= What this task involves =
In the records below, count every line where the string "JSON" appears, and reply with the count only.

[Data about app and page elements]
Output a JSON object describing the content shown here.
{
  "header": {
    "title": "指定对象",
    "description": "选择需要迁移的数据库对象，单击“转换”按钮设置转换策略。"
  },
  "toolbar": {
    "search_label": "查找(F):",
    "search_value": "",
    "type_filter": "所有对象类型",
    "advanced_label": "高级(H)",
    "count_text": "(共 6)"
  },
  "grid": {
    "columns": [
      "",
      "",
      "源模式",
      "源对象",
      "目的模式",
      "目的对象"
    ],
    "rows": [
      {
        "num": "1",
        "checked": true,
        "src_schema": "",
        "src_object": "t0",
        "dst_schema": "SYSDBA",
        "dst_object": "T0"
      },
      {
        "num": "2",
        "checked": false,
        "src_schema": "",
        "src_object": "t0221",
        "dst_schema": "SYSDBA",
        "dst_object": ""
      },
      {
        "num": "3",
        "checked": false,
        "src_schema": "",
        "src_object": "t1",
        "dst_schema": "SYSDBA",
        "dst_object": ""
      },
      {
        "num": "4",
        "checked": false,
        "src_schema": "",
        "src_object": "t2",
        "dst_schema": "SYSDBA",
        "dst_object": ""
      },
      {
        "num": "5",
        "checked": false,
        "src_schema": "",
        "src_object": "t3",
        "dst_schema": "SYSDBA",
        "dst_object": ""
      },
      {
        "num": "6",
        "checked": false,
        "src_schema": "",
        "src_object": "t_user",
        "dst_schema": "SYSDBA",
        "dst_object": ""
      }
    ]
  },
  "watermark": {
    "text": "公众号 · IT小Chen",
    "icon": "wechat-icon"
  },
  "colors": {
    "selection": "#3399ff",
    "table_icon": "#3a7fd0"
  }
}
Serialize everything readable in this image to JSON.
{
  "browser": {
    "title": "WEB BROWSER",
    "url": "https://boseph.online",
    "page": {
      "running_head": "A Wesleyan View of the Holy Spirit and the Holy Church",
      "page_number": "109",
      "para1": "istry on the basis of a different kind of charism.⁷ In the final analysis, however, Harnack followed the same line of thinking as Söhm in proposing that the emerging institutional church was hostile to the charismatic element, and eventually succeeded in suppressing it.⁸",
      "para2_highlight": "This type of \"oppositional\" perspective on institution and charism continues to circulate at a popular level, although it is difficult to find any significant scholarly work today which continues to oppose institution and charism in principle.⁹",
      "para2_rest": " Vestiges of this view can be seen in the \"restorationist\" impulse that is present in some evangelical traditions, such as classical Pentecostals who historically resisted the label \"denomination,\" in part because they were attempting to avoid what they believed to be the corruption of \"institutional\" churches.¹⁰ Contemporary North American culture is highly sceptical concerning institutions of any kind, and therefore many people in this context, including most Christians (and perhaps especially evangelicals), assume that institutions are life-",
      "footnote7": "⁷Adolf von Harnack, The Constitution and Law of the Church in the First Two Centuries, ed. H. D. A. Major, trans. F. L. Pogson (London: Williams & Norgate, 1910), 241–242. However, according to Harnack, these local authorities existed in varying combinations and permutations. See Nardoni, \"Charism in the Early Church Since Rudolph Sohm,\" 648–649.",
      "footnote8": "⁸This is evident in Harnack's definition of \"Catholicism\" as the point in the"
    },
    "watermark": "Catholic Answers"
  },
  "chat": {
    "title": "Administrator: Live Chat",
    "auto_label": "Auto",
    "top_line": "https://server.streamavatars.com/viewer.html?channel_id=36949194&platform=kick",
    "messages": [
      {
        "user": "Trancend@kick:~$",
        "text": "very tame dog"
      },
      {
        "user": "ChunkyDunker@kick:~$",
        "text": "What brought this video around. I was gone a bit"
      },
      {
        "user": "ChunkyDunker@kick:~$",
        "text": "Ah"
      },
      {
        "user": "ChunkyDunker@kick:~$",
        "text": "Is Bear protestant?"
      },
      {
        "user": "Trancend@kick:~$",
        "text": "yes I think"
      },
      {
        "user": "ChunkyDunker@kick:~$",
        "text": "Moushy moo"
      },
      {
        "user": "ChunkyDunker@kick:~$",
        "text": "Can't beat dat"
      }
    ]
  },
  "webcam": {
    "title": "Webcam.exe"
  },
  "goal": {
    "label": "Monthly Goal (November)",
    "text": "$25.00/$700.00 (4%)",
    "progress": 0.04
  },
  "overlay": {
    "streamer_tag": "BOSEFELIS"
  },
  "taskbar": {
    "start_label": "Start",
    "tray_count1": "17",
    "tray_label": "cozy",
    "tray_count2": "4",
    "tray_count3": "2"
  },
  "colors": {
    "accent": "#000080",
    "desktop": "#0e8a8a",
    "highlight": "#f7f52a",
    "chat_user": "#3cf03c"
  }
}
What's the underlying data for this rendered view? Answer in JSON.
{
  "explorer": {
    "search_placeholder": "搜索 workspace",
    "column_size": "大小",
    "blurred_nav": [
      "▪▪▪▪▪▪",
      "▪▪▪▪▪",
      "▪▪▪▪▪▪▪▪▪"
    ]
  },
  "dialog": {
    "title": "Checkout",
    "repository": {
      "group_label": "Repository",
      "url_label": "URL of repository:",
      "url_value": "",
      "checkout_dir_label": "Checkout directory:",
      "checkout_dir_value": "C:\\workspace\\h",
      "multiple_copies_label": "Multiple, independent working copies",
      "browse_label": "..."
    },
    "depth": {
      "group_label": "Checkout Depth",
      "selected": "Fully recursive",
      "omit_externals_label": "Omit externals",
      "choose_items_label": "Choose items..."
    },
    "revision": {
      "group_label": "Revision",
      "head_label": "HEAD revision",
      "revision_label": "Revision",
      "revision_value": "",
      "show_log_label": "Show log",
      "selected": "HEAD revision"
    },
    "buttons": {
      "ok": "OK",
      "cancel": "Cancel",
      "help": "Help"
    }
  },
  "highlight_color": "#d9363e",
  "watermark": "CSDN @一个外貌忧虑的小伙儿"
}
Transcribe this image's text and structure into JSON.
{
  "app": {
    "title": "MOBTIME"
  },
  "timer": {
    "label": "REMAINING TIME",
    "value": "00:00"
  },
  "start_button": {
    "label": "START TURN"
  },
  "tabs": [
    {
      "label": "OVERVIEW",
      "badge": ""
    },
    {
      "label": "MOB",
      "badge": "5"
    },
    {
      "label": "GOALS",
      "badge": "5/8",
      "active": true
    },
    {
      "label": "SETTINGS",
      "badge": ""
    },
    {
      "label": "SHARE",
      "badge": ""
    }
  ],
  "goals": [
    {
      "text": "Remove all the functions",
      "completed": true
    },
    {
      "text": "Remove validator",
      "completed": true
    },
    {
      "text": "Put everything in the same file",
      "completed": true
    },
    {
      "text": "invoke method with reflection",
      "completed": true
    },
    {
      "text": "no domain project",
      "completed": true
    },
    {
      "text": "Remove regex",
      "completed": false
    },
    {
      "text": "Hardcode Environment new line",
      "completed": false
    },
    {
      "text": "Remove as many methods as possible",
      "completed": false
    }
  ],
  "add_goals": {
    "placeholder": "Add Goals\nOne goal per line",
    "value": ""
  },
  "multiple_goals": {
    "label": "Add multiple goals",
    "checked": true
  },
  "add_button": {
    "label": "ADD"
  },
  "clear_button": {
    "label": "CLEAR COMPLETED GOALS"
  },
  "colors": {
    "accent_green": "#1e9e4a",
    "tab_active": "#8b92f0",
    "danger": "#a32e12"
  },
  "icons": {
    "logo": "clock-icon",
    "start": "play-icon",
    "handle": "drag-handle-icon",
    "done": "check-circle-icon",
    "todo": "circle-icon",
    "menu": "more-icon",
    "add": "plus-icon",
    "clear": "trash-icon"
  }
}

= Task solution =
4